What happens if my coop has the same price as everyone else and still pays an 8% dividend?
Sounds to me like your co-op is not competitive if they are paying that 8% dividend year over year.  Being the same price as everyone else when you could sell lower or buy higher is not being competitive.

Same with Farm Credit, or whatever the local branch is called. Last year my dividend check came to a sizeable amount of money, maybe 10-20% of my interest paid in.
Farm Credit may be cheaper than everyone else, but they could also be more competitive by backing rates off even more if they are paying out a 10-20% dividend every year.  If the dividend is normally 1% and last years was 20% I see no issue, but if every year is 10%+ then there is room for adjustment.

Here is a question for you:
Would you be happy with me if I over charged you for hay by $10,000 an I agreed to repay $2,000 immediately and repay you the remaining $8,000 in 20 years? or 15 years? or 10 years?  I suspect the answer is 'no' because you will not make any interest on your $8000, but this is no different than dealing with a co-op that pays you $2,000 of your $10,000 dividend every year while sending the remaining $8,000 to revolving equity and paying in back in 10, 15, or 20 years; yet everyone will jump up and down for that opportunity at the co-op because the co-op overcharged them $10,000 in the first place but they were content to pay that $10,000 because they were priced the same as everyone else.  Had the co-op sold lower/bought higher they would not have had that $10,000 to give you, but you would have that $10,000 in your pocket now vs $2,000 now and $8,000 in 20 years.  Everyone is happy when they find a way to save $1,000 on seed or fuel or fertilizer but none seem to care if the dealer is making $11,000 off of them but they would be even happier if they saved $11,000 and the dealer only made $1,000; the difference is the co-op gives them back $10,000

I would much rather the co-op cut the prices/raise the bids by a little so they are more competitive than pay a big dividend.  If being more competitive increases the volume of business that the co-op does because they are more competitive that will result in a dilution of overheads beyond the budget and in return increased co-op profits resulting in a dividend = more money in the patrons pocket than just holding prices and paying a dividend; if business volume does not increase the patrons still benefit by having more money in their pocket.

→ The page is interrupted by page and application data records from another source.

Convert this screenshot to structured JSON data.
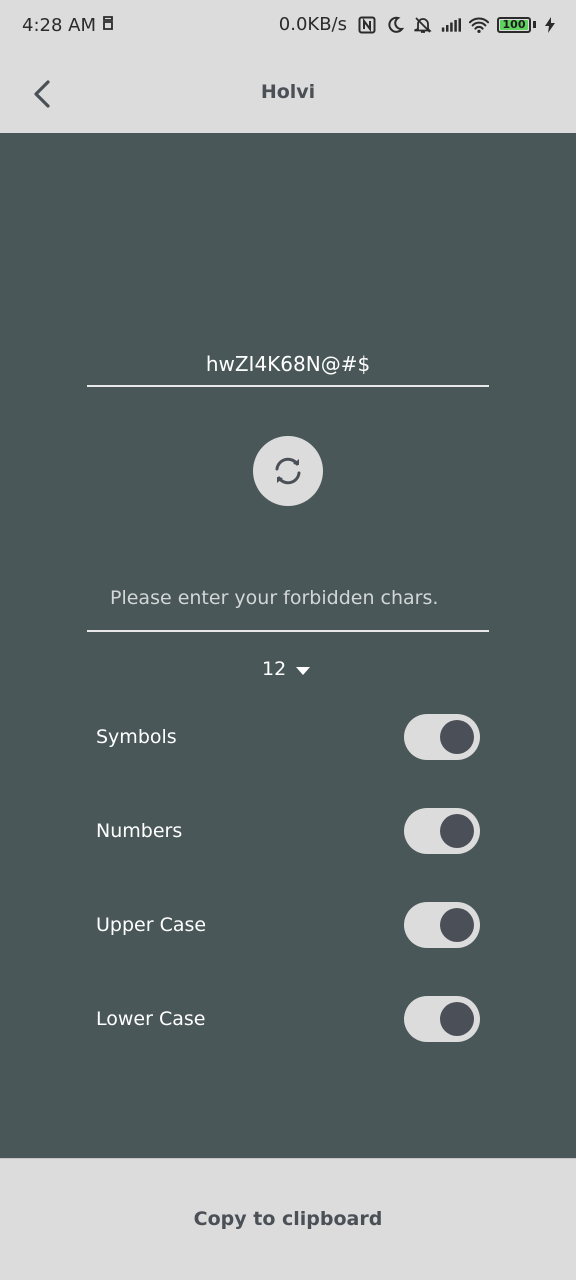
{
  "status_bar": {
    "time": "4:28 AM",
    "speed": "0.0KB/s",
    "battery": "100",
    "icons": [
      "nfc-icon",
      "moon-icon",
      "bell-off-icon",
      "signal-icon",
      "wifi-icon",
      "battery-icon",
      "charging-icon"
    ]
  },
  "app_bar": {
    "title": "Holvi",
    "back_icon": "chevron-left-icon"
  },
  "password": {
    "value": "hwZI4K68N@#$"
  },
  "refresh": {
    "icon": "refresh-icon"
  },
  "forbidden": {
    "placeholder": "Please enter your forbidden chars.",
    "value": ""
  },
  "length": {
    "value": "12"
  },
  "options": [
    {
      "label": "Symbols",
      "on": true
    },
    {
      "label": "Numbers",
      "on": true
    },
    {
      "label": "Upper Case",
      "on": true
    },
    {
      "label": "Lower Case",
      "on": true
    }
  ],
  "copy_button": {
    "label": "Copy to clipboard"
  },
  "colors": {
    "background": "#4a5758",
    "bar": "#dcdcdc",
    "knob": "#4b4f57",
    "text_dark": "#4a5056"
  }
}
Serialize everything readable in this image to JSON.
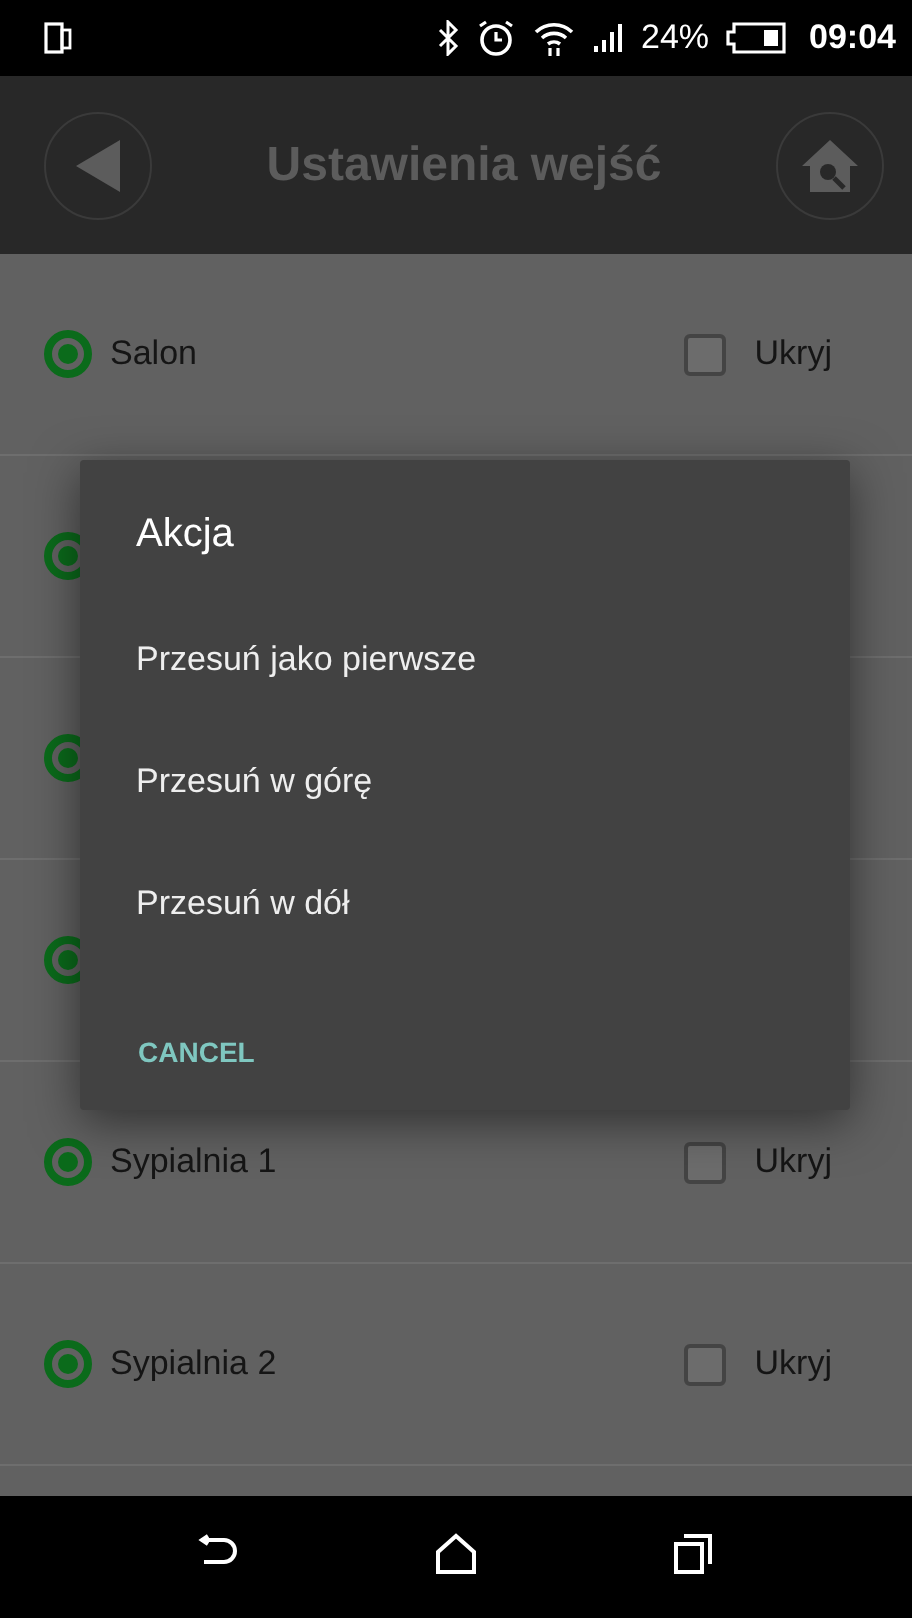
{
  "status_bar": {
    "battery": "24%",
    "time": "09:04"
  },
  "app_bar": {
    "title": "Ustawienia wejść"
  },
  "rows": [
    {
      "name": "Salon",
      "selected": true,
      "hide_label": "Ukryj",
      "hidden": false
    },
    {
      "selected": true
    },
    {
      "selected": true
    },
    {
      "selected": true
    },
    {
      "name": "Sypialnia 1",
      "selected": true,
      "hide_label": "Ukryj",
      "hidden": false
    },
    {
      "name": "Sypialnia 2",
      "selected": true,
      "hide_label": "Ukryj",
      "hidden": false
    },
    {}
  ],
  "dialog": {
    "title": "Akcja",
    "items": [
      "Przesuń jako pierwsze",
      "Przesuń w górę",
      "Przesuń w dół"
    ],
    "cancel": "CANCEL"
  }
}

My original point was I have no problem doing business with a co-op that is competitive, but I am not going to do business with a co-op just to get a dividend.  A co-op dividend is not guaranteed, but when co-ops are routinely pay huge dividends that means they could be more competitive.

Around here the co-ops that continually pay a 5-15% dividends are usually less competitive than the ones that occasionally pay a 3-5% dividend.  It is a lot like and employee working for a company: the ones that routinely give 10-15% bonuses tend to pay 10-15% less than their competitors that have the occasional 3-5% bonus on their good years; in the end the employees getting 85-90% pay and a 10-15% bonus every year tend to make 98-99% of the employees at the higher paying companies that occasionally pay a bonus and it ends up even less on the years those companies pay a bonus.

Top of the page Bottom of the page

Jump to forum :
Search this forum
Printer friendly version
E-mail a link to this thread

(Delete cookies)